Morocco is well known for beautiful and original handwoven wool rugs, made mostly by Berber tribes, with the weaving reflecting their creative independence and age-old traditions and beliefs. Since the middle of the 20th century, a new type of rug started to become better known when Berber women started to make a variety of practical domestic carpets using a wider range of non-wool materials and began to use new non-traditional styles for these pieces. Now it is found in some of the hippest homes!
This is the Boucherouite rug, (pronounced boo-shay-REET), a word meaning in Arabic ‘a piece torn from used clothing’, or a ‘scrap’. Wonderfully extravagant in colour, this rug makes of rag strips and yarns from recycled clothes, wool, cotton
Where original vegetable dyes were on the whole subtle and soft, the dyes in these scraps are much brighter and bolder. The rugs can feature asymmetrical patterning and free-form shapes based on the tribal symbols and motifs used in wool carpets, such as a lozenge, small square, and chevron shapes.

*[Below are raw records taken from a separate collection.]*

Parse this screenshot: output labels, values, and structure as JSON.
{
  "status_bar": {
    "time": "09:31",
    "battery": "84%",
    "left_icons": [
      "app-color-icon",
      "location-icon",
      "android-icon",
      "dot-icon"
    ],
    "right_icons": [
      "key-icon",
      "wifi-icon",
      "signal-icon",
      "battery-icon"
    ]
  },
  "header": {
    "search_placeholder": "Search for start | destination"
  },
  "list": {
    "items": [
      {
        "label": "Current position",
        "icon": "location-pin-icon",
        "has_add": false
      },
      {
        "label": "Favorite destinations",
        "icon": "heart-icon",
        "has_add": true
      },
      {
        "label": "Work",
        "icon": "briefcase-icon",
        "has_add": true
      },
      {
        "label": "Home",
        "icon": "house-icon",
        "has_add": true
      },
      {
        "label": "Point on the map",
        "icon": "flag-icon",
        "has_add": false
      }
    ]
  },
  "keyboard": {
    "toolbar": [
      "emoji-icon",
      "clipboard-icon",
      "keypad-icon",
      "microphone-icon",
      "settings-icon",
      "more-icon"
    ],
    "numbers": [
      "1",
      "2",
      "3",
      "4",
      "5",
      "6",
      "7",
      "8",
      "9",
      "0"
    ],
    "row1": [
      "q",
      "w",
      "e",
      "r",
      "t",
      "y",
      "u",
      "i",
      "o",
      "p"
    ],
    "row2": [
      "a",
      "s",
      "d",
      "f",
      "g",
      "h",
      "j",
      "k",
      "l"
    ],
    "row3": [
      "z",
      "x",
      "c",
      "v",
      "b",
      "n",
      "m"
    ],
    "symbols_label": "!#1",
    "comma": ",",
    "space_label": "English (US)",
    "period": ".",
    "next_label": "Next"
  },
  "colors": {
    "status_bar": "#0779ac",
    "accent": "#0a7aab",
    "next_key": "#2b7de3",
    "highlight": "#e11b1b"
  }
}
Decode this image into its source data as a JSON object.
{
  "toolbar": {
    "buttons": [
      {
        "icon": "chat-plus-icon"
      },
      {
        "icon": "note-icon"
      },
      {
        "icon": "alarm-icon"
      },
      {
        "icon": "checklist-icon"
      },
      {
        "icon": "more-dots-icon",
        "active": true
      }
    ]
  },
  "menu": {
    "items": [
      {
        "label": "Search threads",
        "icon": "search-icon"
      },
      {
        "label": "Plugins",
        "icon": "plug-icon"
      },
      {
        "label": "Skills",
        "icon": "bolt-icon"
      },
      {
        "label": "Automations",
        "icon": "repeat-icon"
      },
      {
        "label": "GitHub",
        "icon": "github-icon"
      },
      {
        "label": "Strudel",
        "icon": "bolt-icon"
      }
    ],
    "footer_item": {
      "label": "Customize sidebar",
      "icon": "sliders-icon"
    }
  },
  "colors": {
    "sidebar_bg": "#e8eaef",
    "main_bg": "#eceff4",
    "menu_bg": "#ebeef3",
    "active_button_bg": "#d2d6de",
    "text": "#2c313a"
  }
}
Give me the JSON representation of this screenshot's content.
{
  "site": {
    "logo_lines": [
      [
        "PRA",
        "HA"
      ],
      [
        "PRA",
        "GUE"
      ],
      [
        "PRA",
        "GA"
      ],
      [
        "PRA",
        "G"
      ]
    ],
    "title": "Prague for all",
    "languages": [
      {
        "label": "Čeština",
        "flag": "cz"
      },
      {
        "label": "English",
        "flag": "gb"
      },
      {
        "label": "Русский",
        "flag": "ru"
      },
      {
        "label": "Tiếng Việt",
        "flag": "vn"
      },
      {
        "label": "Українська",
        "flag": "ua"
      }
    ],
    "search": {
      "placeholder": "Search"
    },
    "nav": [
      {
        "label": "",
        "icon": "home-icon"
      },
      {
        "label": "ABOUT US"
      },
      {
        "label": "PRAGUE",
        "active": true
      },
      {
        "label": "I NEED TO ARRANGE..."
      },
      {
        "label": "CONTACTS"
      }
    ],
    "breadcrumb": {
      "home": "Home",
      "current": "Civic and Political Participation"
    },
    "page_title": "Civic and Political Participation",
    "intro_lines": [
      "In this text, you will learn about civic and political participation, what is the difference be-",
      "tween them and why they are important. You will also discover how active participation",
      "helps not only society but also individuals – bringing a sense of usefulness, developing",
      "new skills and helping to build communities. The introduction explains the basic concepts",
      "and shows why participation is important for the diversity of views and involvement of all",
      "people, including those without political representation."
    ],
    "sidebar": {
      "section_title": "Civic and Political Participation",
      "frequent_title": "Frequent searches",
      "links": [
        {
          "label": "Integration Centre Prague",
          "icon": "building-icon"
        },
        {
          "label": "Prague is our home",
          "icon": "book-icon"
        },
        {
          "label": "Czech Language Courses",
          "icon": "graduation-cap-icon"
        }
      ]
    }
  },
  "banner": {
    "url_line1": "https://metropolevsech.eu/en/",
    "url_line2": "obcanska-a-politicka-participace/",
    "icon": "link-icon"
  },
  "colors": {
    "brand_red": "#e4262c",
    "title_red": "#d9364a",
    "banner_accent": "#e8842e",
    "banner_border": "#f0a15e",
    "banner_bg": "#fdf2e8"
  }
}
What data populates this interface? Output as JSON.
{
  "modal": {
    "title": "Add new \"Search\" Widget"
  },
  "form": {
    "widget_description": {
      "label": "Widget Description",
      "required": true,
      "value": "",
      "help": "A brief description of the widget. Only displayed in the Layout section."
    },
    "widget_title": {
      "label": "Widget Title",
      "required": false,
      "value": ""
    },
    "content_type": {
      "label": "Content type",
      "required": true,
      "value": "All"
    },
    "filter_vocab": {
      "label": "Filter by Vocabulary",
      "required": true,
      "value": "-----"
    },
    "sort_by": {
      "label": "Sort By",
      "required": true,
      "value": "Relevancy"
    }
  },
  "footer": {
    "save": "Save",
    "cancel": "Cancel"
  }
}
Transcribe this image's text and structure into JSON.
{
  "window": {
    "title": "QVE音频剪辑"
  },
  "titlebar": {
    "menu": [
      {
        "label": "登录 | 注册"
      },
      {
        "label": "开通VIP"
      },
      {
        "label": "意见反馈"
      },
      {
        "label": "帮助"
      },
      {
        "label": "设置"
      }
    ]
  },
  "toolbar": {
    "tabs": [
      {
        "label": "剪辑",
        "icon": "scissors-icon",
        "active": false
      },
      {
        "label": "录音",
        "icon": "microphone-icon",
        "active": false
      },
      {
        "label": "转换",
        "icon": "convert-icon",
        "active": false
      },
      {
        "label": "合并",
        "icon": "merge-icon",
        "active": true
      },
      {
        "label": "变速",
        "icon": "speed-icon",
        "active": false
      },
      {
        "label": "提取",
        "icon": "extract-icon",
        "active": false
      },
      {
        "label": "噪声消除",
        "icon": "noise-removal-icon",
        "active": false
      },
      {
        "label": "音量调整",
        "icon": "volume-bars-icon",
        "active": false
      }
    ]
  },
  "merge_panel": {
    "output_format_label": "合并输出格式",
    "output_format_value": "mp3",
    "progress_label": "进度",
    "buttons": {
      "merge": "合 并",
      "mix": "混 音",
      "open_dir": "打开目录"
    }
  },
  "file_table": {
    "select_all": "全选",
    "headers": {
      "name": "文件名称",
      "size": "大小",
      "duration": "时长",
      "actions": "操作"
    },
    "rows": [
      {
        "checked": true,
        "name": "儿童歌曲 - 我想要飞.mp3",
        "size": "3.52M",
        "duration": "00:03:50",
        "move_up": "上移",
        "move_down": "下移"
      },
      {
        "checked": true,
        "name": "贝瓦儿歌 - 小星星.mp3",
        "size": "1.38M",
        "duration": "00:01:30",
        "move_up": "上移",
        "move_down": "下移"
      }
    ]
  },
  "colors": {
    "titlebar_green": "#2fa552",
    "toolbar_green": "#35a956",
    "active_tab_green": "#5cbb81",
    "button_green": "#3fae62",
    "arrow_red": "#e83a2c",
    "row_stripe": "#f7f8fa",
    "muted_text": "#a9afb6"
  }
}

They were made as very practical household items, and were often used to cover more expensive hand-made wool rugs, when families were sitting on the floor, preparing food, or for babies to play on. Like so many beautiful tribal carpets, they combine practicality with an irresistible exuberance and sense of fun and happiness. They were also created to sit on when travelling by mule or horse, and are frequently still seen as saddle covers. They are rarely very large, more commonly woven for simple everyday use, yet still display a great creative vitality.